(Records drawn from a dataset)
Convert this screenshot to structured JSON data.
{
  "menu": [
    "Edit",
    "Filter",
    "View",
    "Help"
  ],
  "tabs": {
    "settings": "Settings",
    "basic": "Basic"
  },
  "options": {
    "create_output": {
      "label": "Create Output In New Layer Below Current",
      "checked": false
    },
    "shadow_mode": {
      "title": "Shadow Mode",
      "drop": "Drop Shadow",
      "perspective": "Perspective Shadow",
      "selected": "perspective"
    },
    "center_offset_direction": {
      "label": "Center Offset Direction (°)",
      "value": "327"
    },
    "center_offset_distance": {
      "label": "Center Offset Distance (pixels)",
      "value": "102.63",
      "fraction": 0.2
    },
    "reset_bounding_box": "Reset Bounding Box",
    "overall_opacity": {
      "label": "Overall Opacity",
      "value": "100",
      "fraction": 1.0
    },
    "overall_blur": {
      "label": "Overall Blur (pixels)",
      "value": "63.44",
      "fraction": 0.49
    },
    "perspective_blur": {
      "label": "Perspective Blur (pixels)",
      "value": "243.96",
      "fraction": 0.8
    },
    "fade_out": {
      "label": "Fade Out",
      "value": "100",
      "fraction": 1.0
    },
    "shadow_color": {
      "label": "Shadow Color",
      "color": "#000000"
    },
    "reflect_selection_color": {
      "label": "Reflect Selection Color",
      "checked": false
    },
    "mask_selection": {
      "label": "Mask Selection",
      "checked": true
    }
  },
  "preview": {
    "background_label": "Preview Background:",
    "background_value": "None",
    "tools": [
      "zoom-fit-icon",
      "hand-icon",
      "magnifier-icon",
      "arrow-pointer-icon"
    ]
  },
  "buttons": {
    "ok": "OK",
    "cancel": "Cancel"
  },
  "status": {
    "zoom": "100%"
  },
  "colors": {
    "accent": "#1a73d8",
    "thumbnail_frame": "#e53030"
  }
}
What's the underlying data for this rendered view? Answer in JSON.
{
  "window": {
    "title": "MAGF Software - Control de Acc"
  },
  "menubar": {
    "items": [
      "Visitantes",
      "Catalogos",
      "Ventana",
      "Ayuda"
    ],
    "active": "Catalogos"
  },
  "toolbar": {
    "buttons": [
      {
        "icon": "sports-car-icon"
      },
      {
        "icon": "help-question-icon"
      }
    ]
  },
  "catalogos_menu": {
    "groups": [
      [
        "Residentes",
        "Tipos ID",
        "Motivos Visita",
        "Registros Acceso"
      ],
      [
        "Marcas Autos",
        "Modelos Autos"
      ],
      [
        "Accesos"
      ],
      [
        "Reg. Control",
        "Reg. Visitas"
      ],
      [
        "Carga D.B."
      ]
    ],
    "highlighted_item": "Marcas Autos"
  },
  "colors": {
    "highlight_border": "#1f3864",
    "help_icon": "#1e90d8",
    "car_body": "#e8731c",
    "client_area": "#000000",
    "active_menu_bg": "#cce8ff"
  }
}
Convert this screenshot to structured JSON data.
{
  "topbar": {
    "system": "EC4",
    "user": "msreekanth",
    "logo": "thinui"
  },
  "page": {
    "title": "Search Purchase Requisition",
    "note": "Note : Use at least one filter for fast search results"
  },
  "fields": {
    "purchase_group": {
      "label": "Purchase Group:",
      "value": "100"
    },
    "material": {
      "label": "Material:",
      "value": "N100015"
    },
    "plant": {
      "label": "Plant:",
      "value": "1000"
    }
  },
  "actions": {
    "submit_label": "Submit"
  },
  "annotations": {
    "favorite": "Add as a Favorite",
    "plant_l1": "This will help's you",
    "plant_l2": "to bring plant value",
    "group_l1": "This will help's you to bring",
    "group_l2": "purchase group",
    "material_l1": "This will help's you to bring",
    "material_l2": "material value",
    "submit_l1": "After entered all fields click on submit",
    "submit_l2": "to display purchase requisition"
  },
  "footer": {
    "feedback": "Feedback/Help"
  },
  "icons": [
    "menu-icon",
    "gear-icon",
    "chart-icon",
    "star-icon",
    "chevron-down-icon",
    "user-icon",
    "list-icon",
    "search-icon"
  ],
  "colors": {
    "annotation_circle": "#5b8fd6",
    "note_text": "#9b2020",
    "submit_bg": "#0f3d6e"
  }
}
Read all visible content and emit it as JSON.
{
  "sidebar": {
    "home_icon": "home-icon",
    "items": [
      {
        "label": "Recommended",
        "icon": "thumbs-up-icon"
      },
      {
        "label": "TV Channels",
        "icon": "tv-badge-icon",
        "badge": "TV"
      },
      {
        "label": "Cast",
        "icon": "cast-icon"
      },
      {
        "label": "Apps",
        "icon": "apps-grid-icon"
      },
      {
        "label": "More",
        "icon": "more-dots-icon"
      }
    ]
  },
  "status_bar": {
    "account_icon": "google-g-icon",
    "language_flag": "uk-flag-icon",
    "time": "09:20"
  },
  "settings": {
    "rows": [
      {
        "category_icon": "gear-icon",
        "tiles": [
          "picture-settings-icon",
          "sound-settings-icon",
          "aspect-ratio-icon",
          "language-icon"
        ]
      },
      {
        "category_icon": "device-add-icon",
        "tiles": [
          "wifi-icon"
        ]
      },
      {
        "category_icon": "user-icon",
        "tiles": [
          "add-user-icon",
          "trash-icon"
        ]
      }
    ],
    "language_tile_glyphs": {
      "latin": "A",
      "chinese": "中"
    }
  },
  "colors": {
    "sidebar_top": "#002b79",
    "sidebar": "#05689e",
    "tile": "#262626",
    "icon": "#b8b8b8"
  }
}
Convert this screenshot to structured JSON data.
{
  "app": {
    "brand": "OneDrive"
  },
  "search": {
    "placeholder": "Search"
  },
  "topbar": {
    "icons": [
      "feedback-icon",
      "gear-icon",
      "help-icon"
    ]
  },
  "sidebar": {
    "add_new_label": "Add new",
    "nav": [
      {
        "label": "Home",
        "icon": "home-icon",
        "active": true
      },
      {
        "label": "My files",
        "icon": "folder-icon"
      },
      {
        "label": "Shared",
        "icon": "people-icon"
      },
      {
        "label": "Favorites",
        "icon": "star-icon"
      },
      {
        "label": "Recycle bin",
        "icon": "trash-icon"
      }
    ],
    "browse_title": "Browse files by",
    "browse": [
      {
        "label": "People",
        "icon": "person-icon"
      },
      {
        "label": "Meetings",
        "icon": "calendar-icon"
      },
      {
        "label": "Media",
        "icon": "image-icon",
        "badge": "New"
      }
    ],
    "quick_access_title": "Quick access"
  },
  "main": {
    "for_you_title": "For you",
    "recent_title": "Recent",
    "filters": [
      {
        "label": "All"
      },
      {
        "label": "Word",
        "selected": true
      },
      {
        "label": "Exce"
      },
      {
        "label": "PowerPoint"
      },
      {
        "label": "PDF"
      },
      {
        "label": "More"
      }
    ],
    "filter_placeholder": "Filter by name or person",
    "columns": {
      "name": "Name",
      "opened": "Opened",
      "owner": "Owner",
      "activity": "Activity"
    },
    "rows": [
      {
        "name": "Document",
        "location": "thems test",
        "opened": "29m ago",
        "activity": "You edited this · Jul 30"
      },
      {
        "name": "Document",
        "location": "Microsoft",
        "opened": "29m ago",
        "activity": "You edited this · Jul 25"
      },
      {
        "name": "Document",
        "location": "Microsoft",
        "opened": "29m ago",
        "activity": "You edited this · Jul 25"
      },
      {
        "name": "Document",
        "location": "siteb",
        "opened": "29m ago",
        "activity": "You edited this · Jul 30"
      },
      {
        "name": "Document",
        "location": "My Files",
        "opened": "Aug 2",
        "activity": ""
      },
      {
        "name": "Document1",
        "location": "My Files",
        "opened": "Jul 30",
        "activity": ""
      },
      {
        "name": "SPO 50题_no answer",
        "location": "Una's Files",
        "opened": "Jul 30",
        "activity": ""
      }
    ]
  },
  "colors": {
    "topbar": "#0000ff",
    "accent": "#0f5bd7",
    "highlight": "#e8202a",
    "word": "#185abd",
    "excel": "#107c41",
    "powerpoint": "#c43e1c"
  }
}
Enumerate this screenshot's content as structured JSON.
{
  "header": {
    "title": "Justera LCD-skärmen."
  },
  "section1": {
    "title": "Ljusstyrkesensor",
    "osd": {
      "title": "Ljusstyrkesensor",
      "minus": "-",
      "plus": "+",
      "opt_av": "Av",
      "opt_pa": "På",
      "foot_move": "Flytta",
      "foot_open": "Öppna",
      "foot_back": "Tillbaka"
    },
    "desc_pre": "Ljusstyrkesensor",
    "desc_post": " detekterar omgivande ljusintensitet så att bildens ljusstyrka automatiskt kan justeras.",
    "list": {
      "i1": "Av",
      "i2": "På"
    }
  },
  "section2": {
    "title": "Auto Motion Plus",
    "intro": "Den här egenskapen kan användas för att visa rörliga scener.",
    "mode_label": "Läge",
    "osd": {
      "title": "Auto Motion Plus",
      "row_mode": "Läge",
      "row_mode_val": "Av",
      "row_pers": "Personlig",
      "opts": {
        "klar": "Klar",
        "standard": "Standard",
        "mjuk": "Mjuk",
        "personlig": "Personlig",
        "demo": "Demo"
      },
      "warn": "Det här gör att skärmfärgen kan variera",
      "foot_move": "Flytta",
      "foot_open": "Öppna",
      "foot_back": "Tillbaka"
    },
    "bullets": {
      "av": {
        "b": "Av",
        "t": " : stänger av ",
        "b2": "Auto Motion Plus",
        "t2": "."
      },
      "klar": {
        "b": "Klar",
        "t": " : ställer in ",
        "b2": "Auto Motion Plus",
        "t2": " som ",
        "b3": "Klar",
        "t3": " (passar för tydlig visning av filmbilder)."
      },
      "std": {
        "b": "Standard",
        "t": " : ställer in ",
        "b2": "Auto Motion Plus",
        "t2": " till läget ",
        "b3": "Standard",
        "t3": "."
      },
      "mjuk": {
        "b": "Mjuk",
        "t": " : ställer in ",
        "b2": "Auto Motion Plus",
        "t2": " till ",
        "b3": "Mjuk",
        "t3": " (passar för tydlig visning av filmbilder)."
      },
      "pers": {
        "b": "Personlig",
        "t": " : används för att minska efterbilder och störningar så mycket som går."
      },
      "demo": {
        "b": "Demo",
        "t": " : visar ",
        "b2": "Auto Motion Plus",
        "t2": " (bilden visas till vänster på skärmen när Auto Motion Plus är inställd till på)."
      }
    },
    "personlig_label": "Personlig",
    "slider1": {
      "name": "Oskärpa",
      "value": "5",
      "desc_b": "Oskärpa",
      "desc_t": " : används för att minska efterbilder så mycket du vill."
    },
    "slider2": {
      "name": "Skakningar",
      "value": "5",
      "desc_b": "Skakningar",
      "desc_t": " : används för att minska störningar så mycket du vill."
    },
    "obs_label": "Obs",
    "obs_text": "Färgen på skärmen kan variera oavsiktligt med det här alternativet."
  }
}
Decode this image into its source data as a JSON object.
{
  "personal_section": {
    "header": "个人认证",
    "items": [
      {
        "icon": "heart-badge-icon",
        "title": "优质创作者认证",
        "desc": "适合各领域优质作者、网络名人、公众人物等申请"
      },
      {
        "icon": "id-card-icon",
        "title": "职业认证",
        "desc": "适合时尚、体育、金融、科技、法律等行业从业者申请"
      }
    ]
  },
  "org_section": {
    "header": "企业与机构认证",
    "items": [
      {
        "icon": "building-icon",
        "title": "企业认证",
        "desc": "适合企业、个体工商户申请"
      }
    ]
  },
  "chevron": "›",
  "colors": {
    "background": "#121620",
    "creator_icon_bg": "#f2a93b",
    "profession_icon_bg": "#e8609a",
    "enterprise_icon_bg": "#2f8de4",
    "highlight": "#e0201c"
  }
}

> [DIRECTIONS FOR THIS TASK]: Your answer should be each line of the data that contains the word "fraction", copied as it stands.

> [EXERCISE SOLUTION]:
      "fraction": 0.2
      "fraction": 1.0
      "fraction": 0.49
      "fraction": 0.8
      "fraction": 1.0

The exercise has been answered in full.